> _Directions for this task_: Leave every picture out and write out the records below exactly.

> _Supplied records_:

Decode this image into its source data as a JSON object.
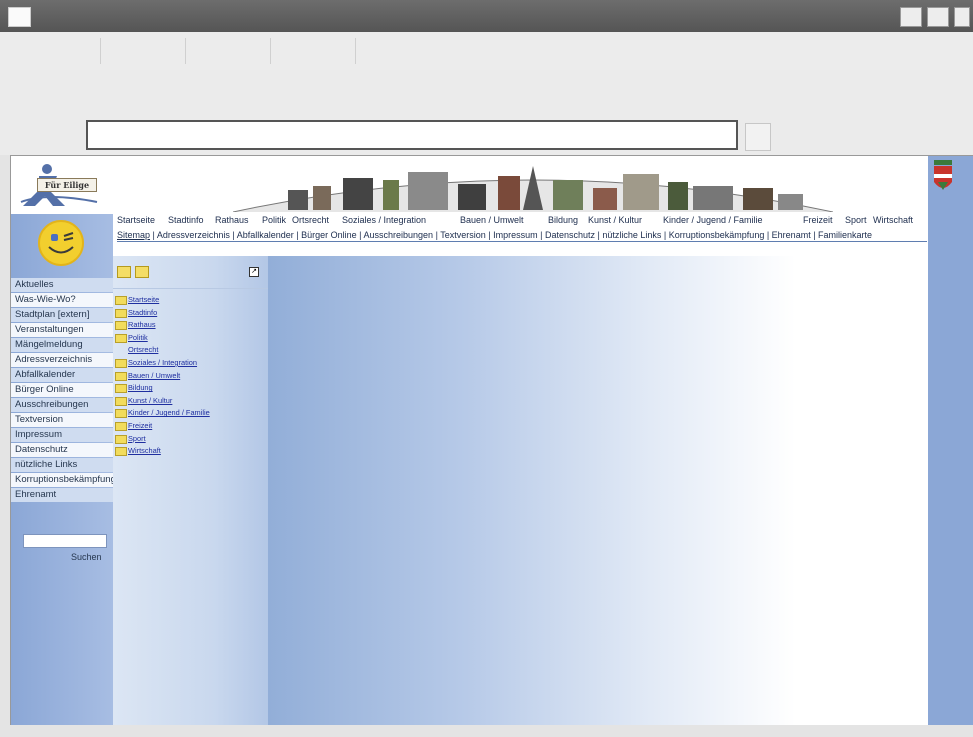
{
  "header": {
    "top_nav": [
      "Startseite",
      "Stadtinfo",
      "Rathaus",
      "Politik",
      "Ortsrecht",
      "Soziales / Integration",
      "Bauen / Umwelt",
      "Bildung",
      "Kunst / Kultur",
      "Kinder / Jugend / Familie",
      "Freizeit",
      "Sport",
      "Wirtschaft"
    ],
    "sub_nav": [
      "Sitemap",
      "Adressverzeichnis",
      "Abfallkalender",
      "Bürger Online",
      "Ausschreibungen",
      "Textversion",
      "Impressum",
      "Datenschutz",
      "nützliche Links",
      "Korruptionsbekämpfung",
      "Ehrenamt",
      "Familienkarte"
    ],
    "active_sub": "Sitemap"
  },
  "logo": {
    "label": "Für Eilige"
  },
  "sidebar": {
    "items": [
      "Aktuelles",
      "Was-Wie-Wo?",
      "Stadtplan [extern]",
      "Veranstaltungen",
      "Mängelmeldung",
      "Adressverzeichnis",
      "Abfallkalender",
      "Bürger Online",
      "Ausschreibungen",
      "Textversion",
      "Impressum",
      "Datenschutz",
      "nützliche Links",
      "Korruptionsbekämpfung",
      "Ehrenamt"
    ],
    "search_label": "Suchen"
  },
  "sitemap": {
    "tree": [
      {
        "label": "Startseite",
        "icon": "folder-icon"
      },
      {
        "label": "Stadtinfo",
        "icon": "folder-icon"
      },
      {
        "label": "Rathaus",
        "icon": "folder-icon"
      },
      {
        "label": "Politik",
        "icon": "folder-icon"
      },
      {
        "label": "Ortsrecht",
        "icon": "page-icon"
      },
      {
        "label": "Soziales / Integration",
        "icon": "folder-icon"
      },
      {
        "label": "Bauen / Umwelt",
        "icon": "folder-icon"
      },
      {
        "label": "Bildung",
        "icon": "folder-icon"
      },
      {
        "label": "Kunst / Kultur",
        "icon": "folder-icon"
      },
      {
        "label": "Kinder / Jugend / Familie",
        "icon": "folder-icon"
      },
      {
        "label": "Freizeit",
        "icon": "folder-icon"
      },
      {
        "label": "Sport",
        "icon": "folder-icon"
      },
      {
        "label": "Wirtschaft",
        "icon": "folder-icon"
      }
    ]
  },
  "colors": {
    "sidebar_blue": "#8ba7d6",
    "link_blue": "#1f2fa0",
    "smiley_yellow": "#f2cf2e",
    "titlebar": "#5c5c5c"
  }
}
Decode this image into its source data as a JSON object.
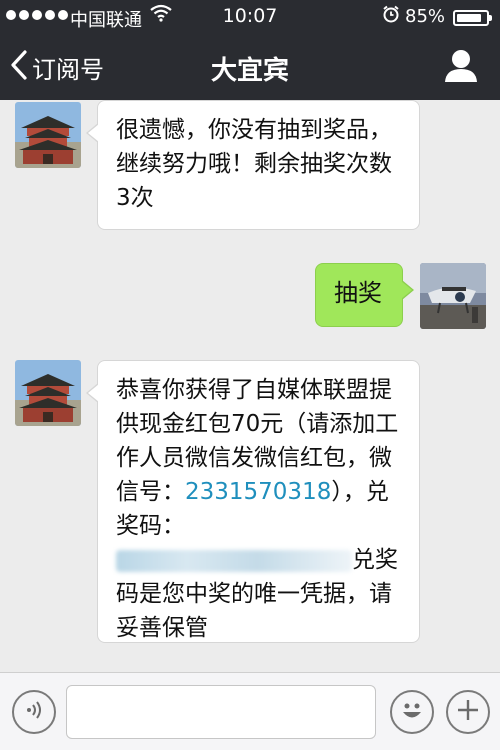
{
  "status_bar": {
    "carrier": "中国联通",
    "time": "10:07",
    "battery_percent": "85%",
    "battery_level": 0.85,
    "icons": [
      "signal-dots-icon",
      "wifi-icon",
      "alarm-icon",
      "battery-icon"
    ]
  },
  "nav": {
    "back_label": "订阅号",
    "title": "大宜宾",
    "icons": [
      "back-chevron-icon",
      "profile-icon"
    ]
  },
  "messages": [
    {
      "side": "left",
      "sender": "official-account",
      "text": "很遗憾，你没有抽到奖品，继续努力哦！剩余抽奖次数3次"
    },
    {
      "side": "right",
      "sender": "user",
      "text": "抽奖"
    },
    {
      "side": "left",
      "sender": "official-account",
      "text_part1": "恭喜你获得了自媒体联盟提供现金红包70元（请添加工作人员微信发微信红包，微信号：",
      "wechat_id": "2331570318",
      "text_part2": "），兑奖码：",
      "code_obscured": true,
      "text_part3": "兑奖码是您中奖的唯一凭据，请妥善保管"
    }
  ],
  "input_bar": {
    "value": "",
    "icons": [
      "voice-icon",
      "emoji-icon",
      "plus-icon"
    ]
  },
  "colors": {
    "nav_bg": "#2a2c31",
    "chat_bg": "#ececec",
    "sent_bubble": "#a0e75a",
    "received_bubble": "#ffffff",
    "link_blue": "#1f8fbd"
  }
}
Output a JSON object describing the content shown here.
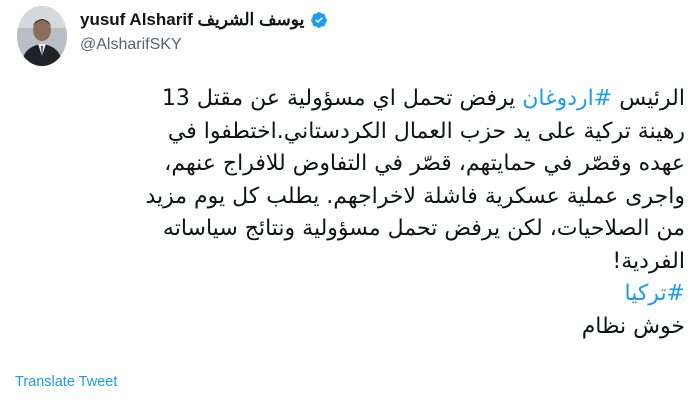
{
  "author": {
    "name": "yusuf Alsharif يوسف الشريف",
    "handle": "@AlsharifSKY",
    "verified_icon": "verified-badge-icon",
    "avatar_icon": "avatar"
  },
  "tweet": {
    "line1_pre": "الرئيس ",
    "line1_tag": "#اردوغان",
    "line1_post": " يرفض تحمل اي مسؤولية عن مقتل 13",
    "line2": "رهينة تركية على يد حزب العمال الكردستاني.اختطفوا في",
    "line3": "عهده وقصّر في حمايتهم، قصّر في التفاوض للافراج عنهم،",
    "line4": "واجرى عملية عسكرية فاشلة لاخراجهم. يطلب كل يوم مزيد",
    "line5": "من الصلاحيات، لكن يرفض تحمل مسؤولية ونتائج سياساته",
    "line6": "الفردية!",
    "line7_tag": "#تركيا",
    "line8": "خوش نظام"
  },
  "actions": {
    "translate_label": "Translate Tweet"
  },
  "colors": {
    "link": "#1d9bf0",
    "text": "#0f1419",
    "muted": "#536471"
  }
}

> _Solution_:
Decode this image into its source data as a JSON object.
{
  "header": {
    "top_nav": [
      "Startseite",
      "Stadtinfo",
      "Rathaus",
      "Politik",
      "Ortsrecht",
      "Soziales / Integration",
      "Bauen / Umwelt",
      "Bildung",
      "Kunst / Kultur",
      "Kinder / Jugend / Familie",
      "Freizeit",
      "Sport",
      "Wirtschaft"
    ],
    "sub_nav": [
      "Sitemap",
      "Adressverzeichnis",
      "Abfallkalender",
      "Bürger Online",
      "Ausschreibungen",
      "Textversion",
      "Impressum",
      "Datenschutz",
      "nützliche Links",
      "Korruptionsbekämpfung",
      "Ehrenamt",
      "Familienkarte"
    ],
    "active_sub": "Sitemap"
  },
  "logo": {
    "label": "Für Eilige"
  },
  "sidebar": {
    "items": [
      "Aktuelles",
      "Was-Wie-Wo?",
      "Stadtplan [extern]",
      "Veranstaltungen",
      "Mängelmeldung",
      "Adressverzeichnis",
      "Abfallkalender",
      "Bürger Online",
      "Ausschreibungen",
      "Textversion",
      "Impressum",
      "Datenschutz",
      "nützliche Links",
      "Korruptionsbekämpfung",
      "Ehrenamt"
    ],
    "search_label": "Suchen"
  },
  "sitemap": {
    "tree": [
      {
        "label": "Startseite",
        "icon": "folder-icon"
      },
      {
        "label": "Stadtinfo",
        "icon": "folder-icon"
      },
      {
        "label": "Rathaus",
        "icon": "folder-icon"
      },
      {
        "label": "Politik",
        "icon": "folder-icon"
      },
      {
        "label": "Ortsrecht",
        "icon": "page-icon"
      },
      {
        "label": "Soziales / Integration",
        "icon": "folder-icon"
      },
      {
        "label": "Bauen / Umwelt",
        "icon": "folder-icon"
      },
      {
        "label": "Bildung",
        "icon": "folder-icon"
      },
      {
        "label": "Kunst / Kultur",
        "icon": "folder-icon"
      },
      {
        "label": "Kinder / Jugend / Familie",
        "icon": "folder-icon"
      },
      {
        "label": "Freizeit",
        "icon": "folder-icon"
      },
      {
        "label": "Sport",
        "icon": "folder-icon"
      },
      {
        "label": "Wirtschaft",
        "icon": "folder-icon"
      }
    ]
  },
  "colors": {
    "sidebar_blue": "#8ba7d6",
    "link_blue": "#1f2fa0",
    "smiley_yellow": "#f2cf2e",
    "titlebar": "#5c5c5c"
  }
}
Decode this image into its source data as a JSON object.
{
  "status_bar": {
    "carrier": "中国联通",
    "time": "10:07",
    "battery_percent": "85%",
    "battery_level": 0.85,
    "icons": [
      "signal-dots-icon",
      "wifi-icon",
      "alarm-icon",
      "battery-icon"
    ]
  },
  "nav": {
    "back_label": "订阅号",
    "title": "大宜宾",
    "icons": [
      "back-chevron-icon",
      "profile-icon"
    ]
  },
  "messages": [
    {
      "side": "left",
      "sender": "official-account",
      "text": "很遗憾，你没有抽到奖品，继续努力哦！剩余抽奖次数3次"
    },
    {
      "side": "right",
      "sender": "user",
      "text": "抽奖"
    },
    {
      "side": "left",
      "sender": "official-account",
      "text_part1": "恭喜你获得了自媒体联盟提供现金红包70元（请添加工作人员微信发微信红包，微信号：",
      "wechat_id": "2331570318",
      "text_part2": "），兑奖码：",
      "code_obscured": true,
      "text_part3": "兑奖码是您中奖的唯一凭据，请妥善保管"
    }
  ],
  "input_bar": {
    "value": "",
    "icons": [
      "voice-icon",
      "emoji-icon",
      "plus-icon"
    ]
  },
  "colors": {
    "nav_bg": "#2a2c31",
    "chat_bg": "#ececec",
    "sent_bubble": "#a0e75a",
    "received_bubble": "#ffffff",
    "link_blue": "#1f8fbd"
  }
}
Output a JSON object describing the content shown here.
{
  "author": {
    "name": "yusuf Alsharif يوسف الشريف",
    "handle": "@AlsharifSKY",
    "verified_icon": "verified-badge-icon",
    "avatar_icon": "avatar"
  },
  "tweet": {
    "line1_pre": "الرئيس ",
    "line1_tag": "#اردوغان",
    "line1_post": " يرفض تحمل اي مسؤولية عن مقتل 13",
    "line2": "رهينة تركية على يد حزب العمال الكردستاني.اختطفوا في",
    "line3": "عهده وقصّر في حمايتهم، قصّر في التفاوض للافراج عنهم،",
    "line4": "واجرى عملية عسكرية فاشلة لاخراجهم. يطلب كل يوم مزيد",
    "line5": "من الصلاحيات، لكن يرفض تحمل مسؤولية ونتائج سياساته",
    "line6": "الفردية!",
    "line7_tag": "#تركيا",
    "line8": "خوش نظام"
  },
  "actions": {
    "translate_label": "Translate Tweet"
  },
  "colors": {
    "link": "#1d9bf0",
    "text": "#0f1419",
    "muted": "#536471"
  }
}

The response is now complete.